___ Provided records ___
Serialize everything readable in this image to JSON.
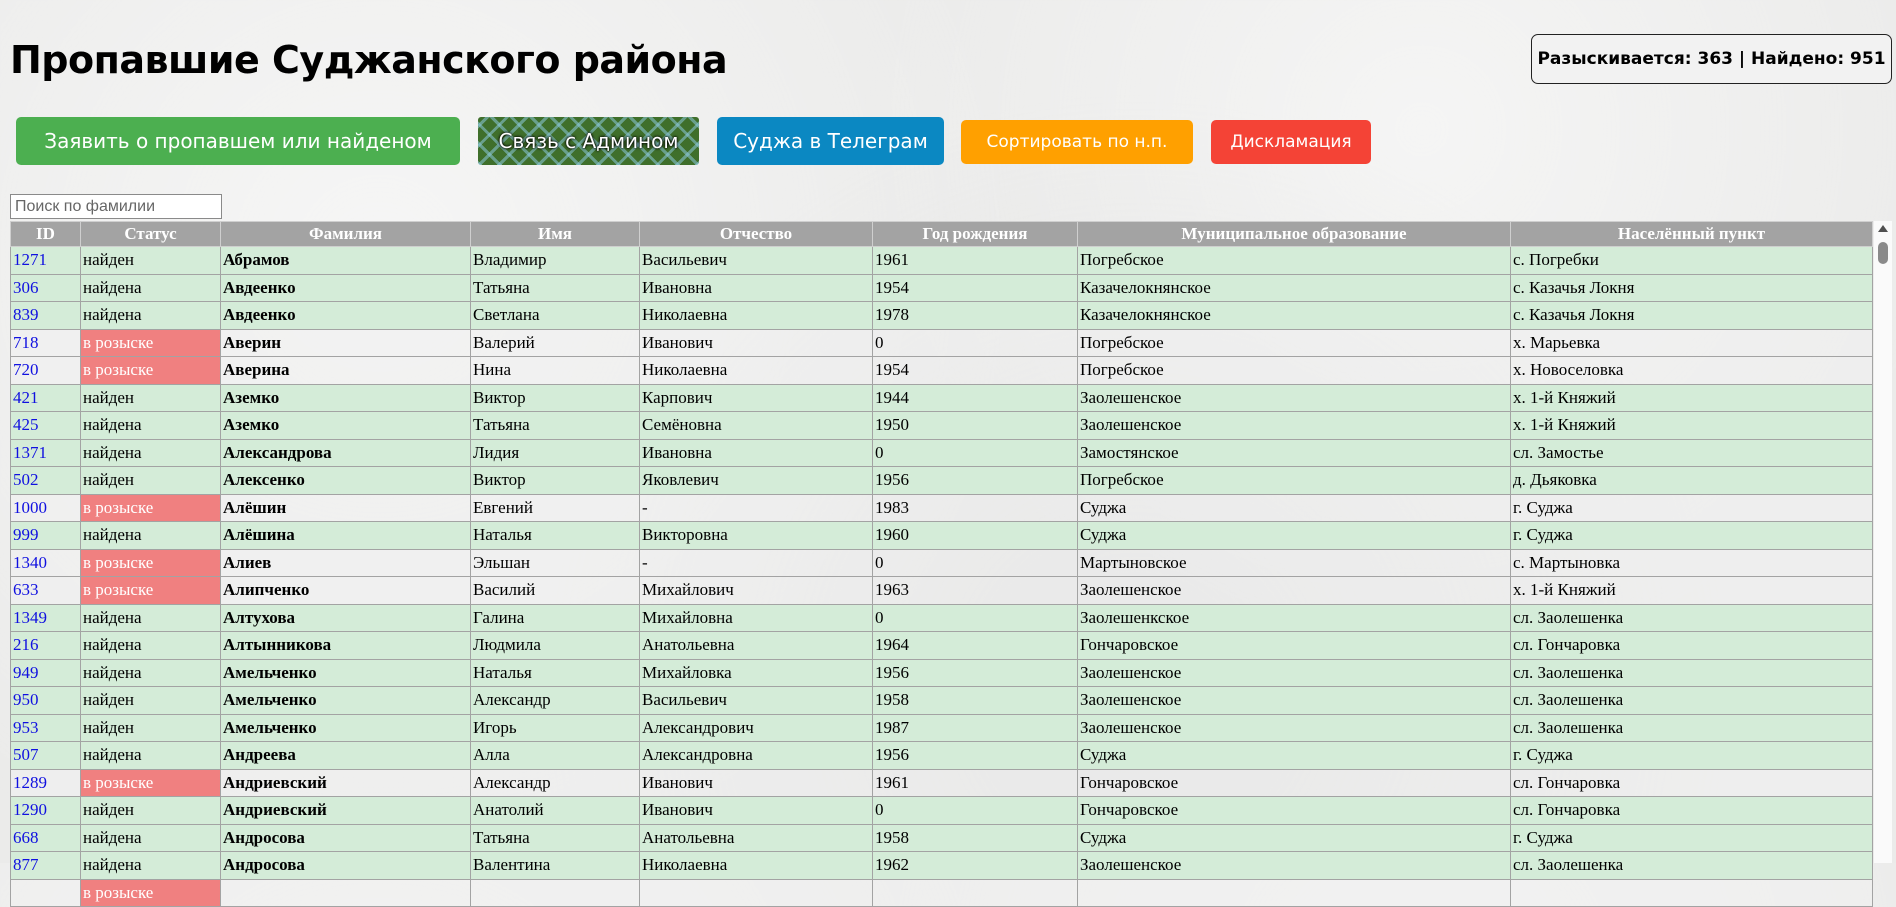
{
  "page": {
    "title": "Пропавшие Суджанского района",
    "counter": "Разыскивается: 363 | Найдено: 951"
  },
  "buttons": {
    "report": "Заявить о пропавшем или найденом",
    "admin": "Связь с Админом",
    "telegram": "Суджа в Телеграм",
    "sort": "Сортировать по н.п.",
    "disclaimer": "Дискламация"
  },
  "colors": {
    "report": "#4caf50",
    "admin": "#3f6f2b",
    "telegram": "#0b88c2",
    "sort": "#ffa000",
    "disclaimer": "#f44336",
    "found_row": "#d4ecd8",
    "wanted_status": "#f08080",
    "header": "#a3a3a3"
  },
  "search": {
    "placeholder": "Поиск по фамилии",
    "value": ""
  },
  "table": {
    "columns": [
      "ID",
      "Статус",
      "Фамилия",
      "Имя",
      "Отчество",
      "Год рождения",
      "Муниципальное образование",
      "Населённый пункт"
    ],
    "rows": [
      {
        "id": "1271",
        "status": "найден",
        "surname": "Абрамов",
        "name": "Владимир",
        "patronymic": "Васильевич",
        "year": "1961",
        "municipality": "Погребское",
        "settlement": "с. Погребки"
      },
      {
        "id": "306",
        "status": "найдена",
        "surname": "Авдеенко",
        "name": "Татьяна",
        "patronymic": "Ивановна",
        "year": "1954",
        "municipality": "Казачелокнянское",
        "settlement": "с. Казачья Локня"
      },
      {
        "id": "839",
        "status": "найдена",
        "surname": "Авдеенко",
        "name": "Светлана",
        "patronymic": "Николаевна",
        "year": "1978",
        "municipality": "Казачелокнянское",
        "settlement": "с. Казачья Локня"
      },
      {
        "id": "718",
        "status": "в розыске",
        "surname": "Аверин",
        "name": "Валерий",
        "patronymic": "Иванович",
        "year": "0",
        "municipality": "Погребское",
        "settlement": "х. Марьевка"
      },
      {
        "id": "720",
        "status": "в розыске",
        "surname": "Аверина",
        "name": "Нина",
        "patronymic": "Николаевна",
        "year": "1954",
        "municipality": "Погребское",
        "settlement": "х. Новоселовка"
      },
      {
        "id": "421",
        "status": "найден",
        "surname": "Аземко",
        "name": "Виктор",
        "patronymic": "Карпович",
        "year": "1944",
        "municipality": "Заолешенское",
        "settlement": "х. 1-й Княжий"
      },
      {
        "id": "425",
        "status": "найдена",
        "surname": "Аземко",
        "name": "Татьяна",
        "patronymic": "Семёновна",
        "year": "1950",
        "municipality": "Заолешенское",
        "settlement": "х. 1-й Княжий"
      },
      {
        "id": "1371",
        "status": "найдена",
        "surname": "Александрова",
        "name": "Лидия",
        "patronymic": "Ивановна",
        "year": "0",
        "municipality": "Замостянское",
        "settlement": "сл. Замостье"
      },
      {
        "id": "502",
        "status": "найден",
        "surname": "Алексенко",
        "name": "Виктор",
        "patronymic": "Яковлевич",
        "year": "1956",
        "municipality": "Погребское",
        "settlement": "д. Дьяковка"
      },
      {
        "id": "1000",
        "status": "в розыске",
        "surname": "Алёшин",
        "name": "Евгений",
        "patronymic": "-",
        "year": "1983",
        "municipality": "Суджа",
        "settlement": "г. Суджа"
      },
      {
        "id": "999",
        "status": "найдена",
        "surname": "Алёшина",
        "name": "Наталья",
        "patronymic": "Викторовна",
        "year": "1960",
        "municipality": "Суджа",
        "settlement": "г. Суджа"
      },
      {
        "id": "1340",
        "status": "в розыске",
        "surname": "Алиев",
        "name": "Эльшан",
        "patronymic": "-",
        "year": "0",
        "municipality": "Мартыновское",
        "settlement": "с. Мартыновка"
      },
      {
        "id": "633",
        "status": "в розыске",
        "surname": "Алипченко",
        "name": "Василий",
        "patronymic": "Михайлович",
        "year": "1963",
        "municipality": "Заолешенское",
        "settlement": "х. 1-й Княжий"
      },
      {
        "id": "1349",
        "status": "найдена",
        "surname": "Алтухова",
        "name": "Галина",
        "patronymic": "Михайловна",
        "year": "0",
        "municipality": "Заолешенкское",
        "settlement": "сл. Заолешенка"
      },
      {
        "id": "216",
        "status": "найдена",
        "surname": "Алтынникова",
        "name": "Людмила",
        "patronymic": "Анатольевна",
        "year": "1964",
        "municipality": "Гончаровское",
        "settlement": "сл. Гончаровка"
      },
      {
        "id": "949",
        "status": "найдена",
        "surname": "Амельченко",
        "name": "Наталья",
        "patronymic": "Михайловка",
        "year": "1956",
        "municipality": "Заолешенское",
        "settlement": "сл. Заолешенка"
      },
      {
        "id": "950",
        "status": "найден",
        "surname": "Амельченко",
        "name": "Александр",
        "patronymic": "Васильевич",
        "year": "1958",
        "municipality": "Заолешенское",
        "settlement": "сл. Заолешенка"
      },
      {
        "id": "953",
        "status": "найден",
        "surname": "Амельченко",
        "name": "Игорь",
        "patronymic": "Александрович",
        "year": "1987",
        "municipality": "Заолешенское",
        "settlement": "сл. Заолешенка"
      },
      {
        "id": "507",
        "status": "найдена",
        "surname": "Андреева",
        "name": "Алла",
        "patronymic": "Александровна",
        "year": "1956",
        "municipality": "Суджа",
        "settlement": "г. Суджа"
      },
      {
        "id": "1289",
        "status": "в розыске",
        "surname": "Андриевский",
        "name": "Александр",
        "patronymic": "Иванович",
        "year": "1961",
        "municipality": "Гончаровское",
        "settlement": "сл. Гончаровка"
      },
      {
        "id": "1290",
        "status": "найден",
        "surname": "Андриевский",
        "name": "Анатолий",
        "patronymic": "Иванович",
        "year": "0",
        "municipality": "Гончаровское",
        "settlement": "сл. Гончаровка"
      },
      {
        "id": "668",
        "status": "найдена",
        "surname": "Андросова",
        "name": "Татьяна",
        "patronymic": "Анатольевна",
        "year": "1958",
        "municipality": "Суджа",
        "settlement": "г. Суджа"
      },
      {
        "id": "877",
        "status": "найдена",
        "surname": "Андросова",
        "name": "Валентина",
        "patronymic": "Николаевна",
        "year": "1962",
        "municipality": "Заолешенское",
        "settlement": "сл. Заолешенка"
      },
      {
        "id": "",
        "status": "в розыске",
        "surname": "",
        "name": "",
        "patronymic": "",
        "year": "",
        "municipality": "",
        "settlement": ""
      }
    ]
  }
}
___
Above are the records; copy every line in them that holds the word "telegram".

    "telegram": "Суджа в Телеграм",
    "telegram": "#0b88c2",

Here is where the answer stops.